David Suzuki has dismissed the focus on U.S. funding as “twisted logic” and “a conspiracy theory.” Further, in an open letter sent last week, Mr. Suzuki, Canada’s foremost environmentalist, suggested that his foundation is being “bullied.” He also announced that he has stepped off the board of his foundation. “I want to speak freely without fear that my words will be deemed too political,” he wrote.
It stands to reason that David Suzuki would defend his funding. After all, he built his foundation with millions of U.S. dollars. Back in 2000, more than half of the Suzuki foundation’s budget was covered by U.S. foundations. The U.S. share has dropped dramatically since, from 52% in 2000 to 5% in 2010. Still, according to my calculations, over the past decade U.S. foundations accounted for at least 17% of the revenue of the David Suzuki Foundation. In correspondence for this article, the foundation did not dispute these numbers.
Of the $81-million that the Suzuki Foundation took in from 2000 to 2010, $44-million was from tax-receipted donations, $9-million was from other charities and $25-million (31%) was from unspecified gifts and other revenue. Tax returns also show that $3-million came from investment and rental income, sales of goods and services, and so on.
Between 2000 and 2010, total annual revenues doubled at the Suzuki foundation from $5-million to $10.6-million.

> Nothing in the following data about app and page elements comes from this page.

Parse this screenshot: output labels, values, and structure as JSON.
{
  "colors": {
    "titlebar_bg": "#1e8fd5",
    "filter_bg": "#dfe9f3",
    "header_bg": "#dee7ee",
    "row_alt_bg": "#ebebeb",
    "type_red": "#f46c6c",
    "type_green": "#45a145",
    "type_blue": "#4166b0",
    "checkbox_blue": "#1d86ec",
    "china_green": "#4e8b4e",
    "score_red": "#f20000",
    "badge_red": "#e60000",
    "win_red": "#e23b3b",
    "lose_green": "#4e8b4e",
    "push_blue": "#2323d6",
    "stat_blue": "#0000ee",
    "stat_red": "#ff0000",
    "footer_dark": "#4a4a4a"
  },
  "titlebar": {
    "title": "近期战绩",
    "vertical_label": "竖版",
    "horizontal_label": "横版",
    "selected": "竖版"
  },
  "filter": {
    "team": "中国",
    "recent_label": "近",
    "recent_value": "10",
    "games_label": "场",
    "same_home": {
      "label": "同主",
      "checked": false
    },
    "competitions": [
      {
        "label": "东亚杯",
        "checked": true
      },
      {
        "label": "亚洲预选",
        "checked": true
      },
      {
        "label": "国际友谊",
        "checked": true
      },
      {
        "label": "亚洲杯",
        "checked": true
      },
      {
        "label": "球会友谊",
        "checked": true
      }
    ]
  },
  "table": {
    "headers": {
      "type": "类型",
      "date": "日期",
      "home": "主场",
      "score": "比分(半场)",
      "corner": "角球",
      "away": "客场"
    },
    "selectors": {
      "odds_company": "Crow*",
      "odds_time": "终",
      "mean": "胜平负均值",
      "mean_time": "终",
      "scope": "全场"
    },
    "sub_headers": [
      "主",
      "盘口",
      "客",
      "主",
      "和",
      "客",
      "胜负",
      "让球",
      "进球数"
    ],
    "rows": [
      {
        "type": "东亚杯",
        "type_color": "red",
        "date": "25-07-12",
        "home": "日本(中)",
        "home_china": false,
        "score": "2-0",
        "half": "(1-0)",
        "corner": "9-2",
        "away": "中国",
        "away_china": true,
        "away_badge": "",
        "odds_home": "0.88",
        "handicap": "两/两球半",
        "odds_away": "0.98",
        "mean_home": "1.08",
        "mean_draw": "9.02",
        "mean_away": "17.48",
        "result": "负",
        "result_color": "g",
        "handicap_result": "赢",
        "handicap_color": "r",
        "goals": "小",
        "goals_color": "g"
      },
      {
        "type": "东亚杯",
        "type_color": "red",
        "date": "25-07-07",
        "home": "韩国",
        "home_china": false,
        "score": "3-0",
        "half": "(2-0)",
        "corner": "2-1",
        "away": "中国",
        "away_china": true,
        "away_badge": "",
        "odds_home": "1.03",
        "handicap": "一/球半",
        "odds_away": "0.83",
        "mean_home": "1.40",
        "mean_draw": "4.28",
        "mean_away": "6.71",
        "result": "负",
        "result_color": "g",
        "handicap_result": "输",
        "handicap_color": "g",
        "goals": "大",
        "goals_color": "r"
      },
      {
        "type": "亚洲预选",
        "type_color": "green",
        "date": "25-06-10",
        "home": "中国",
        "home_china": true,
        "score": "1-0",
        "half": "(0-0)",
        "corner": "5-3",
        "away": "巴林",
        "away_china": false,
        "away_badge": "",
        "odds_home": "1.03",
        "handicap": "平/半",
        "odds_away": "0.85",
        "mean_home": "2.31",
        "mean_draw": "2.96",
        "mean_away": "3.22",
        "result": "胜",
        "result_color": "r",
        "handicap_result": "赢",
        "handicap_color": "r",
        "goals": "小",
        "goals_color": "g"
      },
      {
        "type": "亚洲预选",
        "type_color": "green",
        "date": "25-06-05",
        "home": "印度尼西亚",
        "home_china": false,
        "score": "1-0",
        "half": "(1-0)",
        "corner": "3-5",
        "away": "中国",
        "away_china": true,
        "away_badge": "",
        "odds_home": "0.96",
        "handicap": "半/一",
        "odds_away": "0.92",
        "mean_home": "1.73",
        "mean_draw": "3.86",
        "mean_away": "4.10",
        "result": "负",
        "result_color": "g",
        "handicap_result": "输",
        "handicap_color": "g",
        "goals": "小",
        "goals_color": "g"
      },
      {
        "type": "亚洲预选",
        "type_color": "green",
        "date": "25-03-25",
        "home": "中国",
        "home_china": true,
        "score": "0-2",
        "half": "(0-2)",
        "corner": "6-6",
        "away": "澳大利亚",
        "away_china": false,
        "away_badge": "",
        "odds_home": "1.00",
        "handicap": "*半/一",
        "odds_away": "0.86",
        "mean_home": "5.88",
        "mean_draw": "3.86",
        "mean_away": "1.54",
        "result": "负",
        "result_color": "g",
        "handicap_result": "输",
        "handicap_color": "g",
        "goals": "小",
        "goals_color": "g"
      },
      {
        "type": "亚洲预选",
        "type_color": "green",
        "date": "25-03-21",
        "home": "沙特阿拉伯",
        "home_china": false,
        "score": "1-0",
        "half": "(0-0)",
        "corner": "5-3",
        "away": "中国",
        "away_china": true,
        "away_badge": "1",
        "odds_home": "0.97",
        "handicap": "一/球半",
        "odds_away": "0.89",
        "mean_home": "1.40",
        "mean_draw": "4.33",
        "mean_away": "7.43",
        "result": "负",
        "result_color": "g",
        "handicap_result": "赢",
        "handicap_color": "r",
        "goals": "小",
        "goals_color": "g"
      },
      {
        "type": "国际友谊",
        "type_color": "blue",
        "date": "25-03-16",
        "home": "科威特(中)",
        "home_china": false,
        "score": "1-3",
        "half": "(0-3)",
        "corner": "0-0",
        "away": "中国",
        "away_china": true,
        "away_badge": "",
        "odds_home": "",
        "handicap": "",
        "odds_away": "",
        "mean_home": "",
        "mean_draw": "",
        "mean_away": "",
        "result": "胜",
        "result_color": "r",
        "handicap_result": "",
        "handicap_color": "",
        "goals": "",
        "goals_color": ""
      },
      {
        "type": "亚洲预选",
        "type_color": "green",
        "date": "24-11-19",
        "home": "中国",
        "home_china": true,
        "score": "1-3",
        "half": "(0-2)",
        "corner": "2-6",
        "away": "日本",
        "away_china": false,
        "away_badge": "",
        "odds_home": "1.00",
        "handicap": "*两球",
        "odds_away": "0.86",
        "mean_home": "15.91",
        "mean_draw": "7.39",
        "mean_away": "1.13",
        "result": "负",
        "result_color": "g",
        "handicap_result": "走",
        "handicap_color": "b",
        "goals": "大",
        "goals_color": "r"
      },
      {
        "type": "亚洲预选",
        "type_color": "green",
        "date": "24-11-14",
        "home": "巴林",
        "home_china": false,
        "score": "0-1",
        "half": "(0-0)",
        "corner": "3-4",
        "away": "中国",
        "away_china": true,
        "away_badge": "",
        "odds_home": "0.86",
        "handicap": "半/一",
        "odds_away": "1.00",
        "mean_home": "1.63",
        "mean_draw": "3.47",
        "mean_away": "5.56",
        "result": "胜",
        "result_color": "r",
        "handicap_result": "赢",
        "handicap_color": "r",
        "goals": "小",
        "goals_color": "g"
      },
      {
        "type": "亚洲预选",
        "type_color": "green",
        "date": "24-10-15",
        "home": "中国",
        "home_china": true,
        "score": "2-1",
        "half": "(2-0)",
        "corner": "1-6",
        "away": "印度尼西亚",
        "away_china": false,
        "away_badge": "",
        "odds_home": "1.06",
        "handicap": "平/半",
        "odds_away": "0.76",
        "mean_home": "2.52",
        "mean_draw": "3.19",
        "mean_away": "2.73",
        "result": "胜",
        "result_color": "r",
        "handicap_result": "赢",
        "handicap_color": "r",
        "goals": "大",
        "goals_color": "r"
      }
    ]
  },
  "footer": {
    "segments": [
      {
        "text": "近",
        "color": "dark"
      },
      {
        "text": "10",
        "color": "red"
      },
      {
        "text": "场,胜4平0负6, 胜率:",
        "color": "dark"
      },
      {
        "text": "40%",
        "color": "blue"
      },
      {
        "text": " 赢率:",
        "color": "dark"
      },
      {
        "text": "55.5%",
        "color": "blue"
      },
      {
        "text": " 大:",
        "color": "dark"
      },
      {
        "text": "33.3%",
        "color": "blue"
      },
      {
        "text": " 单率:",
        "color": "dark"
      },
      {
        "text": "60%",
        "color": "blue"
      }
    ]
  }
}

The foundation consistently generated a surplus such that total assets increased to $10.8-million as of 2010, up from $1.3-million in 2000.